Kentucky may be the land of horses and bourbon, but should also be a place of fairness and opportunity. This is especially true in the workplace, as most employers in Kentucky are subject to the Americans with Disabilities Act (ADA). This act covers how disabled employees are to be treated in the workplace and how potential employees are to be treated in the hiring process.
What does the ADA require of employers?
The ADA prohibits discrimination based on a person’s disability in the workplace or in the hiring process. Furthermore, employers must make reasonable accommodations for disabled employees that will allow those employees to perform their job duties and enjoy the same benefits in the workplace as nondisabled employees. These reasonable accommodations also extend to the hiring process. There is, though, an exception. Depending on the circumstances an employer need not provide an accommodation if it would cause the employer to suffer an undue hardship.
What is an undue hardship?
Employers need not provide a reasonable accommodation if it would cause an undue hardship. If an accommodation requires a significant expense or presents a significant difficulty in implementing considering the employer’s size, financial resources and routine operations, then that accommodation may be deemed unreasonable. However, alternative accommodations may be available that would not impose an undue hardship on employers.
Learn more about the ADA

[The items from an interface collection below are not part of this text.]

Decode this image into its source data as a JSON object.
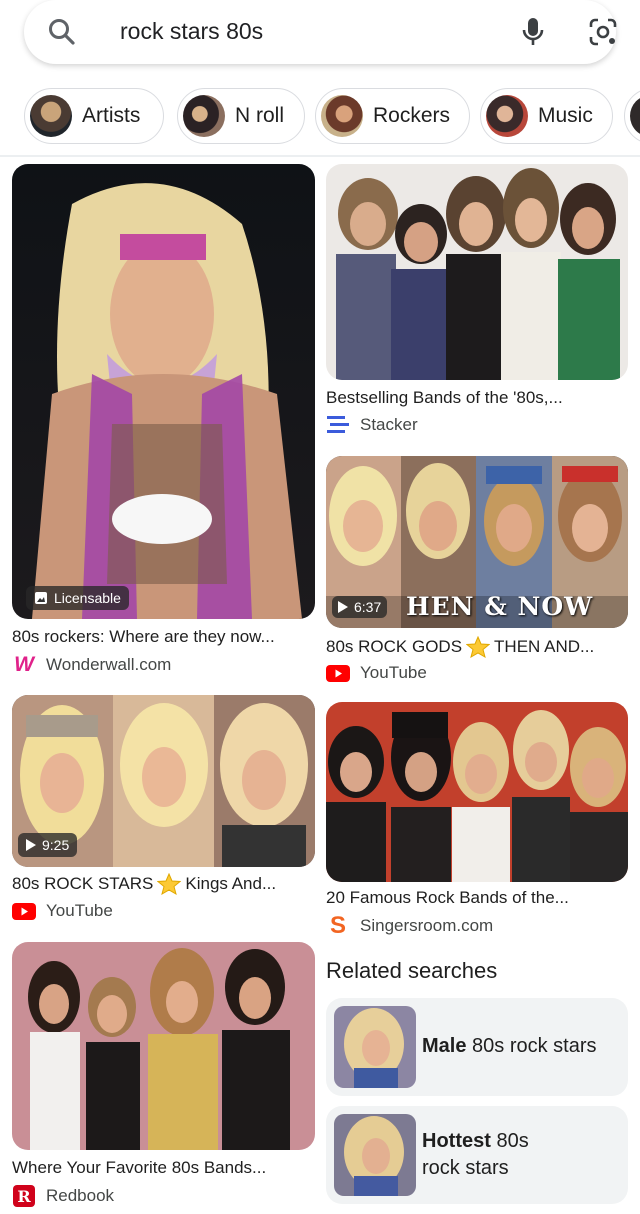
{
  "search": {
    "query": "rock stars 80s",
    "icons": {
      "search": "search-icon",
      "mic": "microphone-icon",
      "lens": "google-lens-icon"
    }
  },
  "chips": [
    {
      "label": "Artists"
    },
    {
      "label": "N roll"
    },
    {
      "label": "Rockers"
    },
    {
      "label": "Music"
    }
  ],
  "results": {
    "r1": {
      "title": "80s rockers: Where are they now...",
      "source": "Wonderwall.com",
      "badge": "Licensable"
    },
    "r2": {
      "title": "Bestselling Bands of the '80s,...",
      "source": "Stacker"
    },
    "r3": {
      "title_a": "80s ROCK GODS",
      "title_b": "THEN AND...",
      "source": "YouTube",
      "duration": "6:37",
      "overlay_text": "HEN & NOW"
    },
    "r4": {
      "title_a": "80s ROCK STARS",
      "title_b": "Kings And...",
      "source": "YouTube",
      "duration": "9:25"
    },
    "r5": {
      "title": "20 Famous Rock Bands of the...",
      "source": "Singersroom.com"
    },
    "r6": {
      "title": "Where Your Favorite 80s Bands...",
      "source": "Redbook"
    }
  },
  "related": {
    "heading": "Related searches",
    "items": [
      {
        "bold": "Male",
        "rest": "80s rock stars"
      },
      {
        "bold": "Hottest",
        "rest_1": "80s",
        "rest_2": "rock stars"
      }
    ]
  },
  "colors": {
    "wonderwall": "#e0218a",
    "youtube": "#ff0000",
    "stacker": "#3b5bdb",
    "singersroom": "#f26522",
    "redbook": "#d0021b"
  }
}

The ADA is important in ensuring that disabled workers are treated fairly without exposing an employer to expenses that they cannot be expected to handle. Kentucky employers should make sure they have a good understanding of the ADA so they can ensure they can comply with it.